= Beginning of Section =

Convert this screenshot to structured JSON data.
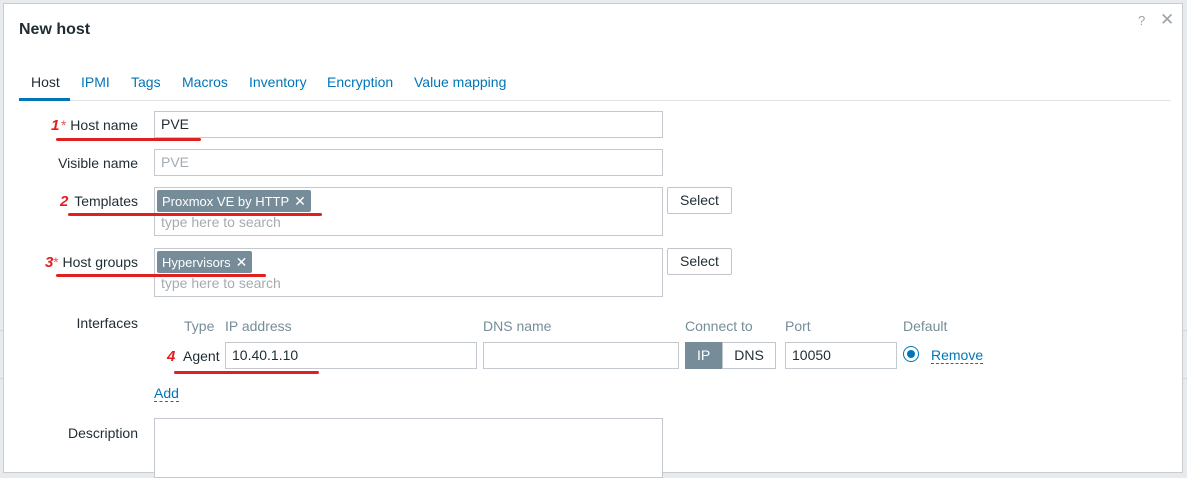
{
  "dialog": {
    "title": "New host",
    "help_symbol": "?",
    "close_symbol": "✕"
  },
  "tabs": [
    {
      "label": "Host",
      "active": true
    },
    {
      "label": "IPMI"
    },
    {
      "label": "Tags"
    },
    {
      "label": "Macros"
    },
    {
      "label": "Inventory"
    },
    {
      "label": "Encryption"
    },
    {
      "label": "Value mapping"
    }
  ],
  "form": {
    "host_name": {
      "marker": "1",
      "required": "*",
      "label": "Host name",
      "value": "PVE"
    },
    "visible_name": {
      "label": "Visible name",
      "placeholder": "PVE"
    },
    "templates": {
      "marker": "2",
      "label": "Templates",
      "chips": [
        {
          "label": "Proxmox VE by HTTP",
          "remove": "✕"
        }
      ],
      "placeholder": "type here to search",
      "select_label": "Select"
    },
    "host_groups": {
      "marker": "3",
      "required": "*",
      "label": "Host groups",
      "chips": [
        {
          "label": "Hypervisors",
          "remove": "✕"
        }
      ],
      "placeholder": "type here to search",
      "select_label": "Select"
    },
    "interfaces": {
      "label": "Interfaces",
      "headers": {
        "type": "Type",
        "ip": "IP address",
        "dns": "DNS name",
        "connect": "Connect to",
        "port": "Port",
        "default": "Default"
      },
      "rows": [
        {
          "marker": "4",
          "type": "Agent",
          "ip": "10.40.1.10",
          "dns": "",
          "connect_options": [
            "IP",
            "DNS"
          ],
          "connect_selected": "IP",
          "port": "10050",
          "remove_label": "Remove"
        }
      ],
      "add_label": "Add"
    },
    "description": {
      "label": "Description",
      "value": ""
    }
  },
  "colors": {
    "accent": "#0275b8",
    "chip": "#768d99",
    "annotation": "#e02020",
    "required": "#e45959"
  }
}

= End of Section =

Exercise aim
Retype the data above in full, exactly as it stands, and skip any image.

Solved problem
Convert this screenshot to structured JSON data.
{
  "dialog": {
    "title": "New host",
    "help_symbol": "?",
    "close_symbol": "✕"
  },
  "tabs": [
    {
      "label": "Host",
      "active": true
    },
    {
      "label": "IPMI"
    },
    {
      "label": "Tags"
    },
    {
      "label": "Macros"
    },
    {
      "label": "Inventory"
    },
    {
      "label": "Encryption"
    },
    {
      "label": "Value mapping"
    }
  ],
  "form": {
    "host_name": {
      "marker": "1",
      "required": "*",
      "label": "Host name",
      "value": "PVE"
    },
    "visible_name": {
      "label": "Visible name",
      "placeholder": "PVE"
    },
    "templates": {
      "marker": "2",
      "label": "Templates",
      "chips": [
        {
          "label": "Proxmox VE by HTTP",
          "remove": "✕"
        }
      ],
      "placeholder": "type here to search",
      "select_label": "Select"
    },
    "host_groups": {
      "marker": "3",
      "required": "*",
      "label": "Host groups",
      "chips": [
        {
          "label": "Hypervisors",
          "remove": "✕"
        }
      ],
      "placeholder": "type here to search",
      "select_label": "Select"
    },
    "interfaces": {
      "label": "Interfaces",
      "headers": {
        "type": "Type",
        "ip": "IP address",
        "dns": "DNS name",
        "connect": "Connect to",
        "port": "Port",
        "default": "Default"
      },
      "rows": [
        {
          "marker": "4",
          "type": "Agent",
          "ip": "10.40.1.10",
          "dns": "",
          "connect_options": [
            "IP",
            "DNS"
          ],
          "connect_selected": "IP",
          "port": "10050",
          "remove_label": "Remove"
        }
      ],
      "add_label": "Add"
    },
    "description": {
      "label": "Description",
      "value": ""
    }
  },
  "colors": {
    "accent": "#0275b8",
    "chip": "#768d99",
    "annotation": "#e02020",
    "required": "#e45959"
  }
}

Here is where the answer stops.